This is a draw die and core seating punch set for making handgun caliber cases into reasonably good (but not benchrest quality) bullet jackets.
The most popular kit turns a fired, annealed
9mm cartridge case into a 308 jacket. You can get a reasonably good inch-long .308 jackets. The case MUST be deprimed first, and MUST be heated to a dull red (annealed), or you WILL have problems making the jackets! With a CSP-1H Hydro-Mite, one pass will reduce the jacket to .308. It is possible but somewhat difficult to reduce a 9mm case to .308 in one pass with the S-press due to the length of the ram stroke available. A long handle option is helpful.
Other straight cases can also be made into jackets, but you cannot use bottle necked cases.
The CSP-1 hand press must be used in the reloading or long stroke mode, with the stop pin removed. The short or swaging stroke does not have enough ram travel to push the case through the guide and draw section of the die. The long handle option for the press helps to reduce the effort required.
Some of the possible draws include:
25 ACP to .257, .251, 243, 236, .228 and .224
32 ACP to 312, .310, .308, .284, .277, .264 and .236
380 ACP or 9mm to 357, 38 Special, 9mm or .380, .338, .323, .318, .311 or .308
40 S&W or 10mm to .40, .375, .366, .358, .351, .348, and 338 (but short bullets only)
.45 ACP to .45, .430, .429, .423, 416, 412, .410, 400 and .375 (short bullets only)
The ID of the resulting jacket is different from commercial jackets.
For 9mm to .308 the correct core seating punch diameter is .284. You may at first believe the
jackets are "too big" as they are very close to .3077
diameter depending on the specific jacket and heat
treatment you provide it, which is a snug, almost press

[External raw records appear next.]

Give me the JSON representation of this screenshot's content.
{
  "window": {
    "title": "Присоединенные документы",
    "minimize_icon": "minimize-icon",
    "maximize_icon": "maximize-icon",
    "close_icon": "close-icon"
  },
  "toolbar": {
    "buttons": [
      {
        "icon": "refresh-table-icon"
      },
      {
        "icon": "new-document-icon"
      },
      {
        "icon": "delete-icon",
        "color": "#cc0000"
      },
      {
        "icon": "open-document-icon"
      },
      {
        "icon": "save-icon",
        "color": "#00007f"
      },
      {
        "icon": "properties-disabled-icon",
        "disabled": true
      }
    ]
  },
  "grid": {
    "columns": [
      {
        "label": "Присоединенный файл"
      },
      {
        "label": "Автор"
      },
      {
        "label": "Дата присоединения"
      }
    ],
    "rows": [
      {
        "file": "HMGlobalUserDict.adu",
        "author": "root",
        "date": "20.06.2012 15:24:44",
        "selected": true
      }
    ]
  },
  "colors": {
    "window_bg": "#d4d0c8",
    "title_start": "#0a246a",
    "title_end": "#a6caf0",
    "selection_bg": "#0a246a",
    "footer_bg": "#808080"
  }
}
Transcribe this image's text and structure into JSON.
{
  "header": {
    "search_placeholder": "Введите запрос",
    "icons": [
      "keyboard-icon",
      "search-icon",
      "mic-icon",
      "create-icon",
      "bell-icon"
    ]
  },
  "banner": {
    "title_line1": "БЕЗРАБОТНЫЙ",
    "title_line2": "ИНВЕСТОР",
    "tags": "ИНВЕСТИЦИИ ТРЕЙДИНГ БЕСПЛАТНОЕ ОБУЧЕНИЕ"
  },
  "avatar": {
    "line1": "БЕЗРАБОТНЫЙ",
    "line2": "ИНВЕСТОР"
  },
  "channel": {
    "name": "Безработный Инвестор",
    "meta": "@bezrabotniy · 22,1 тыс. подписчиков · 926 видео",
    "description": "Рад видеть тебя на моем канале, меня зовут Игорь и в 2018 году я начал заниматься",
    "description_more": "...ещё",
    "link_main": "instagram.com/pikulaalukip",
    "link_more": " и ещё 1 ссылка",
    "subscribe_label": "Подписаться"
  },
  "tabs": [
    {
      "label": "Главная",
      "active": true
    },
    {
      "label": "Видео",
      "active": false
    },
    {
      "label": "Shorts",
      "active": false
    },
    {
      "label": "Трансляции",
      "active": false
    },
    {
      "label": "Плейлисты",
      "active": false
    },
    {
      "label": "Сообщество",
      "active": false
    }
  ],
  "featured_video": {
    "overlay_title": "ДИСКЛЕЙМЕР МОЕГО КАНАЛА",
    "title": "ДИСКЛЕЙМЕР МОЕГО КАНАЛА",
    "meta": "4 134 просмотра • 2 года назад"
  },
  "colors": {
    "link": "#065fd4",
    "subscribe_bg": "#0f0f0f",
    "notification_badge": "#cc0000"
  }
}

fit into the core seating die. It is not recommended
to use these for RBT bullets, as the base section is too
thick for making a good RBT shape. We've had some luck
pushing them into the BT-1 die, however, and putting a
modest boattail shape on them, then going directly to
the point form die. The thick base tends not to get "mashed
flat" like a normal jacket might, so you wind up with a
fair simulation of a boattail bullet.
The jacket wall of a drawn 9mm case is quite tapered, but
it starts thin (.015 or so) at the mouth. Therefore, a
standard .250 lead core, same as for the commercial jacket,
can fit inside. A .275 core will fit about half way,
and can usually be pushed down inside without "nail heading"
but if you should have any such issue, use two shorter
cores on top of each other, seated one at a time.
At first, new users tend to believe the core seating
punch diameter is incorrect, because the punch is a snug
fit compared to the usual one for commercial jackets.
But the cartridge case has a very thick head section,
which will not expand readily with normal pressure. The
cartridge must be drawn to a size that is very close to
final diameter to make a decent quality bullet (not
undersized at the base). This makes it necessary for the
punch to be a very snug, pressure-sealing fit almost as soon
as it enters the jacket. It works. But first-time
users may assume it is "too big" due to the close fit.
If the punch tends to stick in the jacket, the solution
is the same as with any other jacket: use more lube on
the punch itself, and little or no lube on the OD of the
jacket (or cartridge). This increases friction between
jacket and die, and decreases it between punch and jacket.
Thus the jacket tends to stay in the die, and pull off
from the punch on the down stroke of the press.